→ TASK INSTRUCTIONS
Wherever the string "Gradient" appears in the records, return the line that holds it.

################

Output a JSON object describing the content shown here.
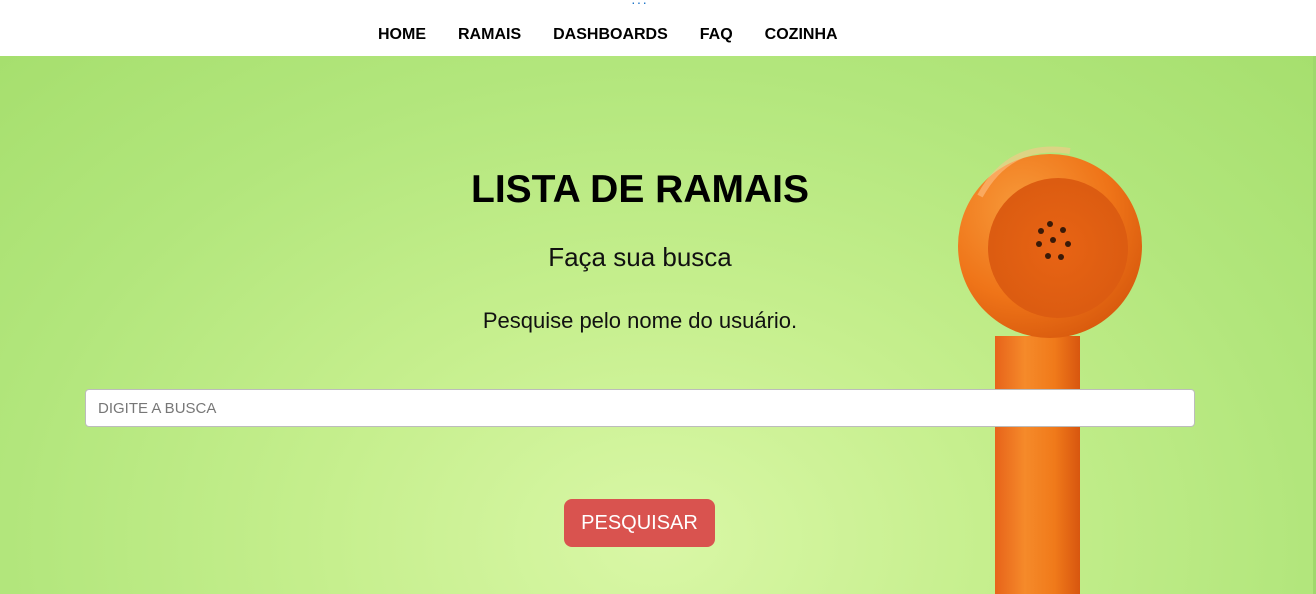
{
  "nav": {
    "dots": "···",
    "items": [
      {
        "label": "HOME"
      },
      {
        "label": "RAMAIS"
      },
      {
        "label": "DASHBOARDS"
      },
      {
        "label": "FAQ"
      },
      {
        "label": "COZINHA"
      }
    ]
  },
  "hero": {
    "title": "LISTA DE RAMAIS",
    "subtitle": "Faça sua busca",
    "hint": "Pesquise pelo nome do usuário."
  },
  "search": {
    "placeholder": "DIGITE A BUSCA",
    "value": "",
    "button_label": "PESQUISAR"
  },
  "colors": {
    "button": "#d9534f",
    "background": "#c6ef8e",
    "phone": "#f07a1a"
  },
  "icons": {
    "background_image": "orange-telephone-handset"
  }
}
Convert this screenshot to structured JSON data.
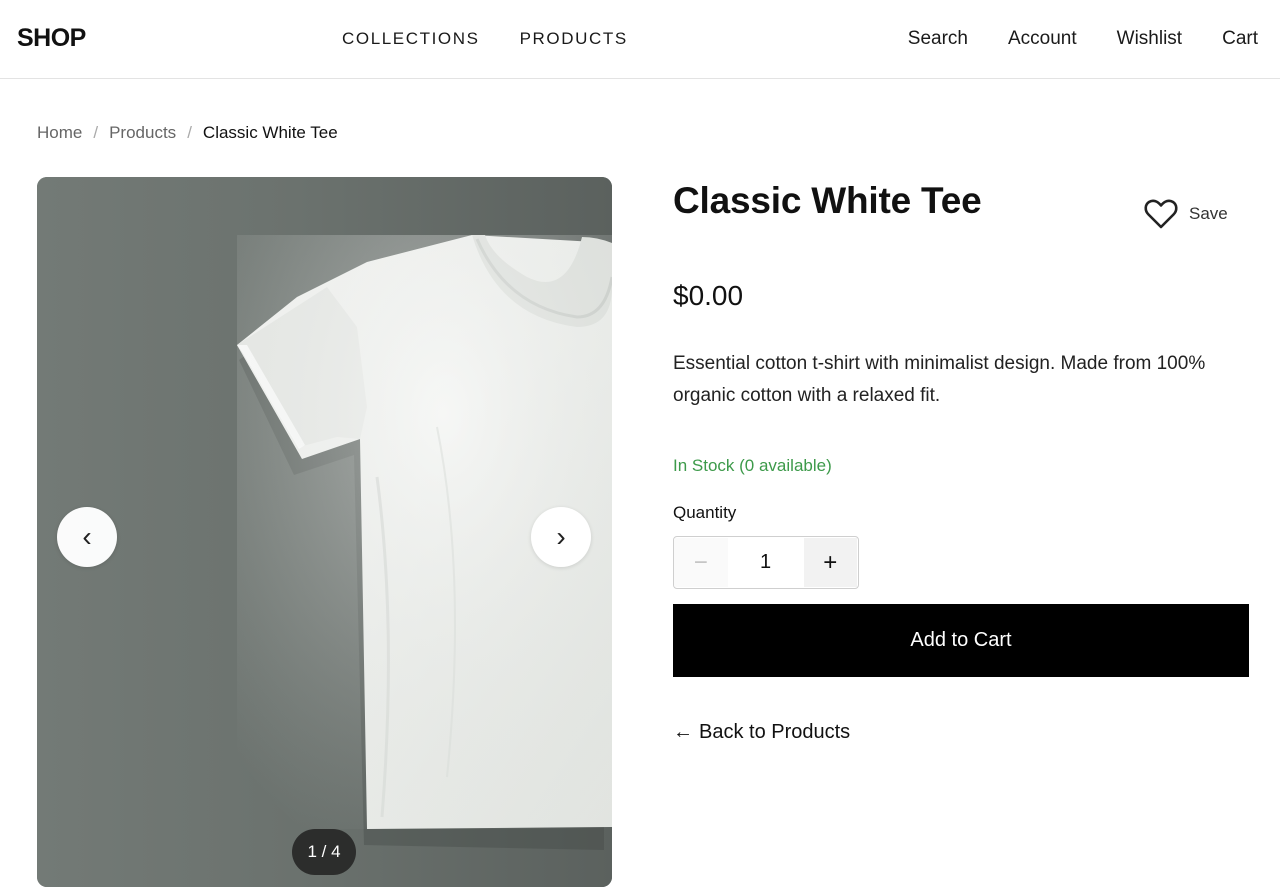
{
  "header": {
    "logo": "SHOP",
    "nav": [
      "COLLECTIONS",
      "PRODUCTS"
    ],
    "actions": [
      "Search",
      "Account",
      "Wishlist",
      "Cart"
    ]
  },
  "breadcrumb": {
    "home": "Home",
    "products": "Products",
    "current": "Classic White Tee",
    "separator": "/"
  },
  "gallery": {
    "prev_icon": "‹",
    "next_icon": "›",
    "counter": "1 / 4",
    "current_image": 1,
    "total_images": 4
  },
  "product": {
    "title": "Classic White Tee",
    "save_label": "Save",
    "price": "$0.00",
    "description": "Essential cotton t-shirt with minimalist design. Made from 100% organic cotton with a relaxed fit.",
    "stock": "In Stock (0 available)",
    "quantity_label": "Quantity",
    "quantity_value": "1",
    "minus": "−",
    "plus": "+",
    "add_to_cart": "Add to Cart",
    "back_label": "Back to Products",
    "back_icon": "←"
  },
  "colors": {
    "stock_green": "#3d9a4a",
    "button_black": "#000000",
    "accent_text": "#111111"
  },
  "icons": [
    "heart-icon",
    "chevron-left-icon",
    "chevron-right-icon",
    "arrow-left-icon"
  ]
}
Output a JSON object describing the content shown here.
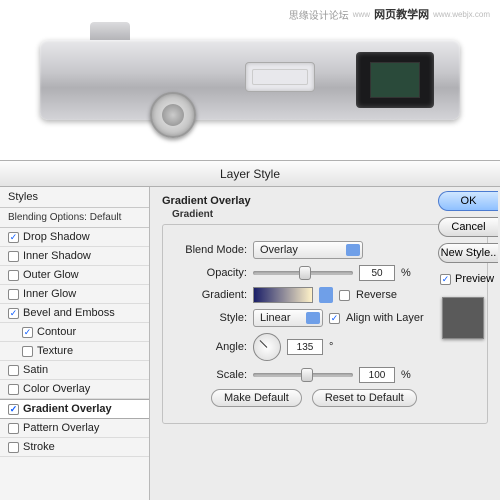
{
  "watermark": {
    "text1": "思缘设计论坛",
    "text2": "网页教学网",
    "url": "www.webjx.com"
  },
  "dialog": {
    "title": "Layer Style",
    "sidebar": {
      "header": "Styles",
      "subheader": "Blending Options: Default",
      "items": [
        {
          "label": "Drop Shadow",
          "checked": true,
          "indent": false
        },
        {
          "label": "Inner Shadow",
          "checked": false,
          "indent": false
        },
        {
          "label": "Outer Glow",
          "checked": false,
          "indent": false
        },
        {
          "label": "Inner Glow",
          "checked": false,
          "indent": false
        },
        {
          "label": "Bevel and Emboss",
          "checked": true,
          "indent": false
        },
        {
          "label": "Contour",
          "checked": true,
          "indent": true
        },
        {
          "label": "Texture",
          "checked": false,
          "indent": true
        },
        {
          "label": "Satin",
          "checked": false,
          "indent": false
        },
        {
          "label": "Color Overlay",
          "checked": false,
          "indent": false
        },
        {
          "label": "Gradient Overlay",
          "checked": true,
          "indent": false,
          "selected": true
        },
        {
          "label": "Pattern Overlay",
          "checked": false,
          "indent": false
        },
        {
          "label": "Stroke",
          "checked": false,
          "indent": false
        }
      ]
    },
    "panel": {
      "title": "Gradient Overlay",
      "subtitle": "Gradient",
      "labels": {
        "blend_mode": "Blend Mode:",
        "opacity": "Opacity:",
        "gradient": "Gradient:",
        "reverse": "Reverse",
        "style": "Style:",
        "align": "Align with Layer",
        "angle": "Angle:",
        "scale": "Scale:"
      },
      "values": {
        "blend_mode": "Overlay",
        "opacity": "50",
        "opacity_pct": "%",
        "reverse": false,
        "style": "Linear",
        "align": true,
        "angle": "135",
        "angle_deg": "°",
        "scale": "100",
        "scale_pct": "%"
      },
      "buttons": {
        "make_default": "Make Default",
        "reset": "Reset to Default"
      }
    },
    "right": {
      "ok": "OK",
      "cancel": "Cancel",
      "new_style": "New Style..",
      "preview_label": "Preview",
      "preview_checked": true
    }
  }
}
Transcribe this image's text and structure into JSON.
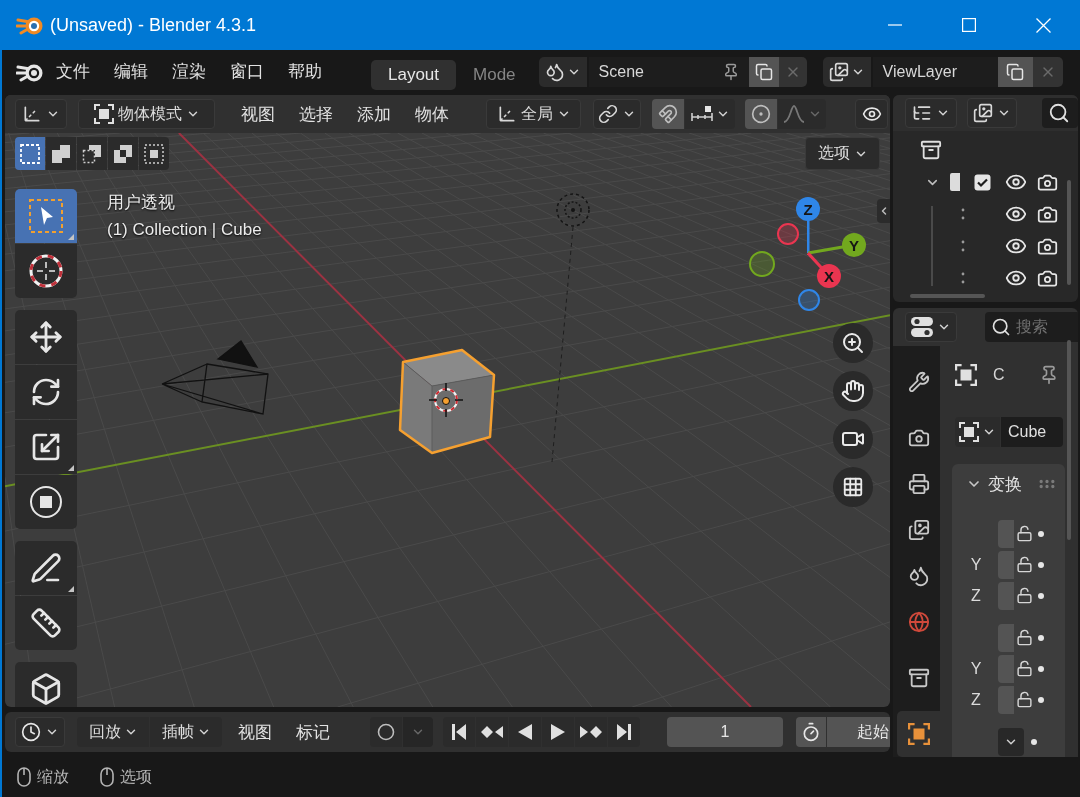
{
  "window": {
    "title": "(Unsaved) - Blender 4.3.1"
  },
  "top_bar": {
    "menus": [
      "文件",
      "编辑",
      "渲染",
      "窗口",
      "帮助"
    ],
    "workspaces": [
      {
        "label": "Layout",
        "selected": true
      },
      {
        "label": "Mode",
        "selected": false
      }
    ],
    "scene": "Scene",
    "view_layer": "ViewLayer"
  },
  "viewport": {
    "header": {
      "mode": "物体模式",
      "menus": [
        "视图",
        "选择",
        "添加",
        "物体"
      ],
      "orientation": "全局",
      "snap": {
        "on": false
      },
      "proportional_edit": {
        "on": false
      }
    },
    "select_modes": [
      {
        "kind": "set",
        "selected": true
      },
      {
        "kind": "extend",
        "selected": false
      },
      {
        "kind": "subtract",
        "selected": false
      },
      {
        "kind": "invert",
        "selected": false
      },
      {
        "kind": "intersect",
        "selected": false
      }
    ],
    "options": "选项",
    "tool_groups": [
      {
        "tools": [
          {
            "kind": "select_box",
            "selected": true,
            "submenu": true
          },
          {
            "kind": "cursor",
            "selected": false,
            "submenu": false
          }
        ]
      },
      {
        "tools": [
          {
            "kind": "move",
            "selected": false,
            "submenu": false
          },
          {
            "kind": "rotate",
            "selected": false,
            "submenu": false
          },
          {
            "kind": "scale",
            "selected": false,
            "submenu": true
          },
          {
            "kind": "transform",
            "selected": false,
            "submenu": false
          }
        ]
      },
      {
        "tools": [
          {
            "kind": "annotate",
            "selected": false,
            "submenu": true
          },
          {
            "kind": "measure",
            "selected": false,
            "submenu": false
          }
        ]
      },
      {
        "tools": [
          {
            "kind": "add_cube",
            "selected": false,
            "submenu": false
          }
        ]
      }
    ],
    "view_name": "用户透视",
    "info": "(1) Collection | Cube",
    "gizmo": {
      "axes": [
        {
          "label": "Z",
          "color": "#2f86e8"
        },
        {
          "label": "Y",
          "color": "#72a81e"
        },
        {
          "label": "X",
          "color": "#ea3550"
        }
      ]
    }
  },
  "outliner": {
    "tree": [
      {
        "kind": "scene_collection",
        "children": [
          {
            "kind": "collection",
            "expanded": true,
            "checked": true,
            "visible": true,
            "renderable": true,
            "children": [
              {
                "kind": "object",
                "visible": true,
                "renderable": true
              },
              {
                "kind": "object",
                "visible": true,
                "renderable": true
              },
              {
                "kind": "object",
                "visible": true,
                "renderable": true
              }
            ]
          }
        ]
      }
    ]
  },
  "properties": {
    "search": {
      "placeholder": "搜索"
    },
    "tab_groups": [
      {
        "tabs": [
          {
            "kind": "tool",
            "selected": false
          }
        ]
      },
      {
        "tabs": [
          {
            "kind": "render",
            "selected": false
          },
          {
            "kind": "output",
            "selected": false
          },
          {
            "kind": "view_layer",
            "selected": false
          },
          {
            "kind": "scene",
            "selected": false
          },
          {
            "kind": "world",
            "selected": false
          }
        ]
      },
      {
        "tabs": [
          {
            "kind": "collection",
            "selected": false
          }
        ]
      },
      {
        "tabs": [
          {
            "kind": "object",
            "selected": true
          }
        ]
      }
    ],
    "object_name": "C",
    "object_data": "Cube",
    "panel": {
      "title": "变换",
      "expanded": true,
      "groups": [
        {
          "rows": [
            {
              "kind": "lock",
              "locked": false
            },
            {
              "kind": "lock",
              "label": "Y",
              "locked": false
            },
            {
              "kind": "lock",
              "label": "Z",
              "locked": false
            }
          ]
        },
        {
          "rows": [
            {
              "kind": "lock",
              "locked": false
            },
            {
              "kind": "lock",
              "label": "Y",
              "locked": false
            },
            {
              "kind": "lock",
              "label": "Z",
              "locked": false
            }
          ]
        },
        {
          "rows": [
            {
              "kind": "dropdown"
            }
          ]
        }
      ]
    }
  },
  "timeline": {
    "menus": [
      {
        "label": "回放",
        "kind": "dropdown"
      },
      {
        "label": "插帧",
        "kind": "dropdown"
      },
      {
        "label": "视图",
        "kind": "plain"
      },
      {
        "label": "标记",
        "kind": "plain"
      }
    ],
    "auto_key": {
      "on": false
    },
    "current_frame": "1",
    "start": "起始"
  },
  "status_bar": {
    "hints": [
      "缩放",
      "选项"
    ]
  }
}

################

→ OUTPUT
          "label": "Gradient Overlay",
      "title": "Gradient Overlay",
      "subtitle": "Gradient",
        "gradient": "Gradient:",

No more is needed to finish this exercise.